It can be challenging for family practice residents or physicians who wish to locum in rural areas to gain needed experience and comfort to deliver emergency medicine in rural communities. The Emergency Education Programs are changing this.
The Emergency Education Programs currently have 3 sites: Nanaimo (NEEP), Northern (NoEEP) and Kamloops (KEEP). The Programs offer participants a three-month clinical and academic fellowship in emergency medicine that focuses on emergency medicine, procedures, point-of-care ultrasound, and resuscitations. They are also creating an environment that allows for cross-pollination with the Certification in the College of Family Physicians-Emergency Medicine (CCFP[EM]), and for local leadership in the transfer of these skill sets to practicing rural physicians.
Strengthened the transfer of emergency skills to rural sites
The Emergency Education Program teams have continued implementing the core goals of providing expanded skills training to six providers with relationships to rural communities per cohort in both locations (Nanaimo and Northern sites) during the spring (April-June) and autumn (September-December). This adds an additional 12 graduates this year, bringing the total to 56 graduates—many of whom have remained in rural locations. This has further strengthened the transfer of these emergency skills to rural sites where graduates have remained and can now act as resources to the local physician/nursing communities. Ten of these graduates have gone onto successfully challenge the Emergency Medical (EM) enhanced skills exam. These now-certified EM physicians have remained in their rural communities to act as locally based resources.
Furthermore, opportunities for more formal rural-based training has resulted in an enhanced skills graduate to take on a position as a full-service mixed practice physician in the rural community of McBride, rather than staying in the Lower Mainland as many previous graduates of the one-year program have historically done.
Initiated outreach initiatives to enhance teaching resources in rural locations
The Emergency Education Program created an outreach component of its program in which it supports one of its graduates to organize and act as an apprentice instructor in a Point-of-Care Ultrasound workshop to her group in Smithers. The team connected her with two other graduates from another nearby community (Hazelton), who also taught at the local Smithers workshop, supported by the Northern Emergency Education Program faculty.
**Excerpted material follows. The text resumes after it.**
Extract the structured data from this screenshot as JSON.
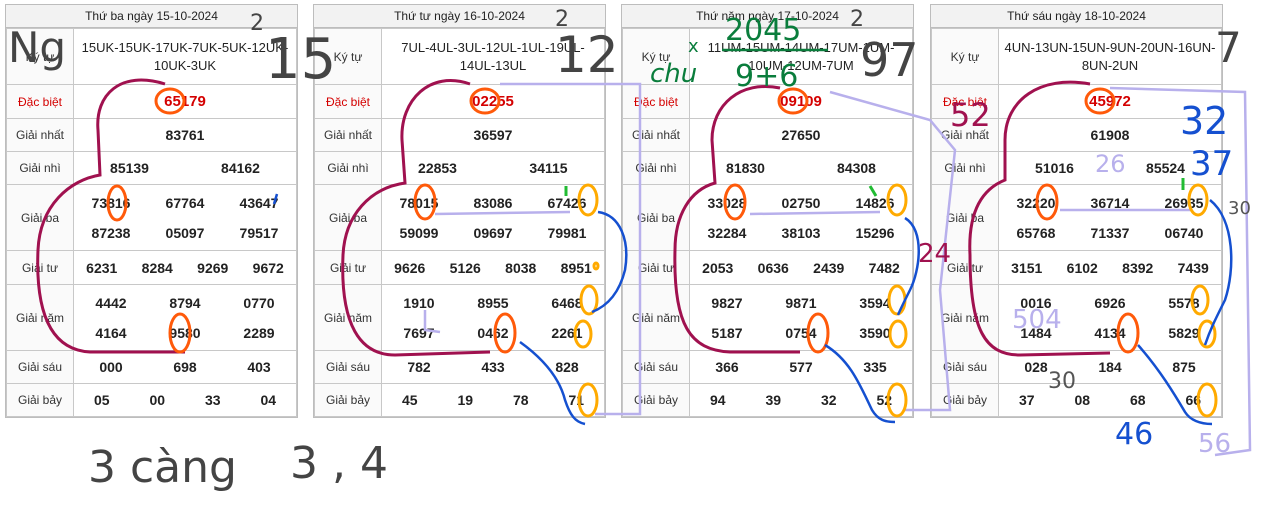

This not only benefitted the local community of providers in Smithers, but also connected both communities with enhanced teaching resources from the Northwest area of the province to cause local growth and training opportunities that are based closer to home in a rural setting. While the program continues to support these local efforts in knowledge and skills transfer, they hope to create a critical mass of instructors in these more remote areas of the province.
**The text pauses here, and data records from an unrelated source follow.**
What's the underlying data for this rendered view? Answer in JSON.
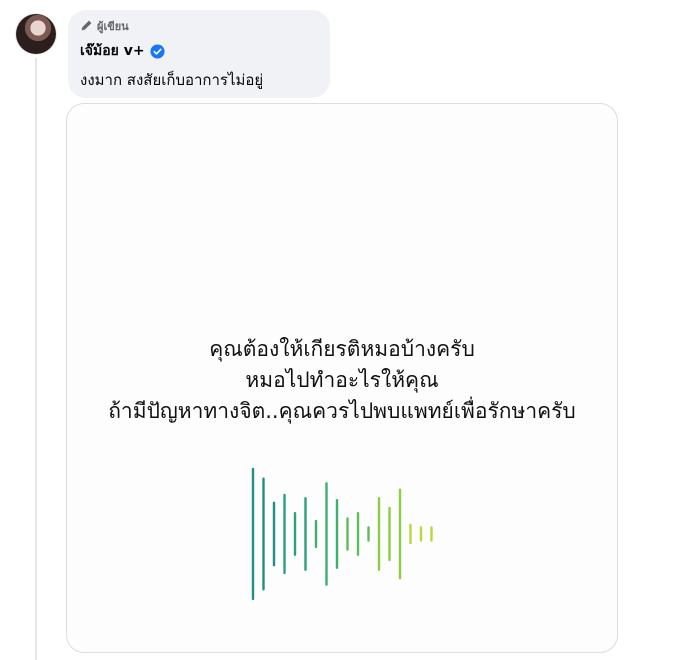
{
  "comment": {
    "badge_label": "ผู้เขียน",
    "author_name": "เจ๊ม้อย v+",
    "verified": true,
    "text": "งงมาก สงสัยเก็บอาการไม่อยู่"
  },
  "media": {
    "caption_lines": [
      "คุณต้องให้เกียรติหมอบ้างครับ",
      "หมอไปทำอะไรให้คุณ",
      "ถ้ามีปัญหาทางจิต..คุณควรไปพบแพทย์เพื่อรักษาครับ"
    ],
    "waveform_levels": [
      1.0,
      0.85,
      0.48,
      0.6,
      0.32,
      0.55,
      0.2,
      0.78,
      0.52,
      0.24,
      0.32,
      0.1,
      0.55,
      0.4,
      0.68,
      0.14,
      0.1,
      0.1
    ],
    "waveform_colors": [
      "#1f8f8a",
      "#2aa07e",
      "#3db06e",
      "#5cc05a",
      "#8bcd43",
      "#b9d83a"
    ]
  },
  "colors": {
    "verified_blue": "#1877f2",
    "bubble_bg": "#f0f2f5",
    "muted_text": "#65676b"
  }
}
Built training capacities and developed infrastructure to launch third training centre in Kamloops
The program has expanded to build training capacities and organize infrastructure at the Royal Inland Hospital in Kamloops, welcoming the first cohort of rural fellows at a third centre of training. This first cohort of a further three per session or six per year is starting with the first group in early April 2023. In doing so the team has also purchased ultrasound equipment for the Kamloops site as well as refurbishing U/S machines at the program’s other two sites. The infrastructure created at the Kamloops site and training capacity will also assist in the expansion of the Canadian College of Family Practitioners (Emergency Medicine) enhanced skills program outside of the Lower Mainland, connecting these trainees with a more rural training site and cross-pollination opportunities with rural fellows. Kamloops will welcome its first rural based Emergency Medicine trainees in July 2023.
Explore the Numbers
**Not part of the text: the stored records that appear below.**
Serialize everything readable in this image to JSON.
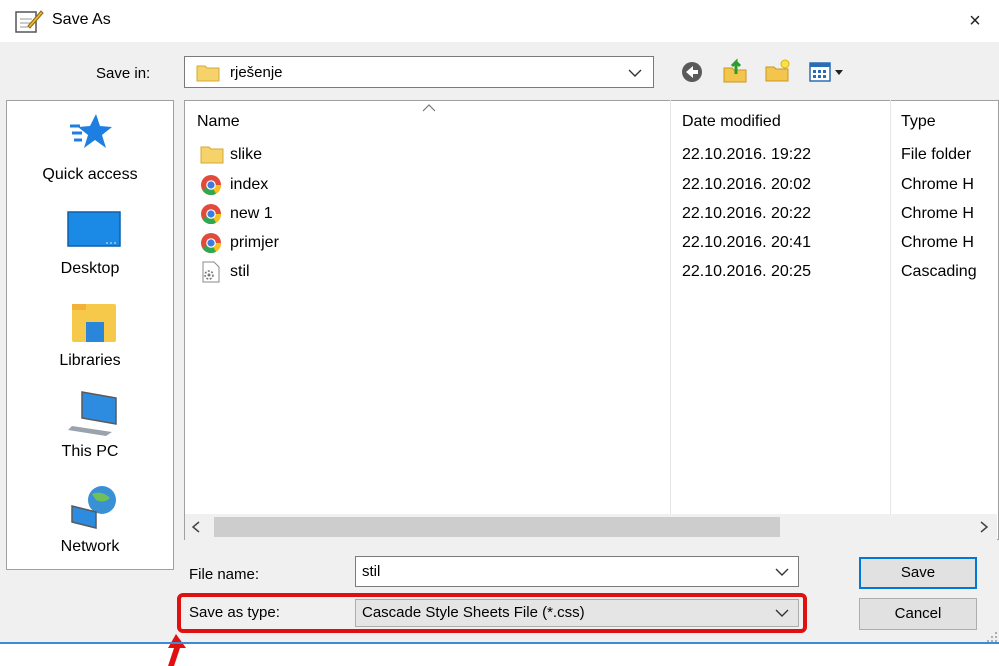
{
  "window": {
    "title": "Save As",
    "close_glyph": "×",
    "icon": "save-as-icon"
  },
  "save_in": {
    "label": "Save in:",
    "value": "rješenje"
  },
  "places": [
    {
      "label": "Quick access",
      "icon": "quick-access-icon"
    },
    {
      "label": "Desktop",
      "icon": "desktop-icon"
    },
    {
      "label": "Libraries",
      "icon": "libraries-icon"
    },
    {
      "label": "This PC",
      "icon": "this-pc-icon"
    },
    {
      "label": "Network",
      "icon": "network-icon"
    }
  ],
  "columns": {
    "name": "Name",
    "date": "Date modified",
    "type": "Type"
  },
  "files": [
    {
      "name": "slike",
      "date": "22.10.2016. 19:22",
      "type": "File folder",
      "icon": "folder-icon"
    },
    {
      "name": "index",
      "date": "22.10.2016. 20:02",
      "type": "Chrome H",
      "icon": "chrome-icon"
    },
    {
      "name": "new 1",
      "date": "22.10.2016. 20:22",
      "type": "Chrome H",
      "icon": "chrome-icon"
    },
    {
      "name": "primjer",
      "date": "22.10.2016. 20:41",
      "type": "Chrome H",
      "icon": "chrome-icon"
    },
    {
      "name": "stil",
      "date": "22.10.2016. 20:25",
      "type": "Cascading",
      "icon": "css-file-icon"
    }
  ],
  "file_name": {
    "label": "File name:",
    "value": "stil"
  },
  "save_type": {
    "label": "Save as type:",
    "value": "Cascade Style Sheets File (*.css)"
  },
  "buttons": {
    "save": "Save",
    "cancel": "Cancel"
  },
  "colors": {
    "accent": "#0078d7",
    "highlight": "#e01010"
  }
}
12 Graduates in 22/23
Provided expanded skills training to 12 providers with relationships to rural communities.
56 Graduates to date
Since the program launched in 2017, 56 providers have completed training, many of whom have remained in rural locations.
3 Training Centres
Built the infrastructure and training capacity at Royal Inland Hospital to launch third training centre in Kamloops, which will start in April 2023.
10 Certified EM Physicians
After successfully challenging the Emergency Medical (EM) enhanced skills exam, ten graduates have remained in rural communities.
Making a Difference
The program has created a steering committee to ensure ongoing communication and give program consistency across the multiple sites. Representation from the program (Dr. Kevin McMeel), RCCbc (Dr. Ray Markham), and REAP (Dr. John Palowich) provide input from the various stake-holder groups to ensure the geographically separated sites maintain the mission of enhancing its original rural focus.
This group will also assist in the transition from one time funding to ongoing program funding over the course of the next year as it moves from a proof-of-concept vision to a fundamental sustainable training scheme.
Meanwhile, testimonials from residents and physicians who have completed NEEP and NoEEP training shows the valuable impact of the Programs:
One graduate said they felt “much more comfortable using ultrasound in ER,” which was invaluable given there was no CT in Port Hardy.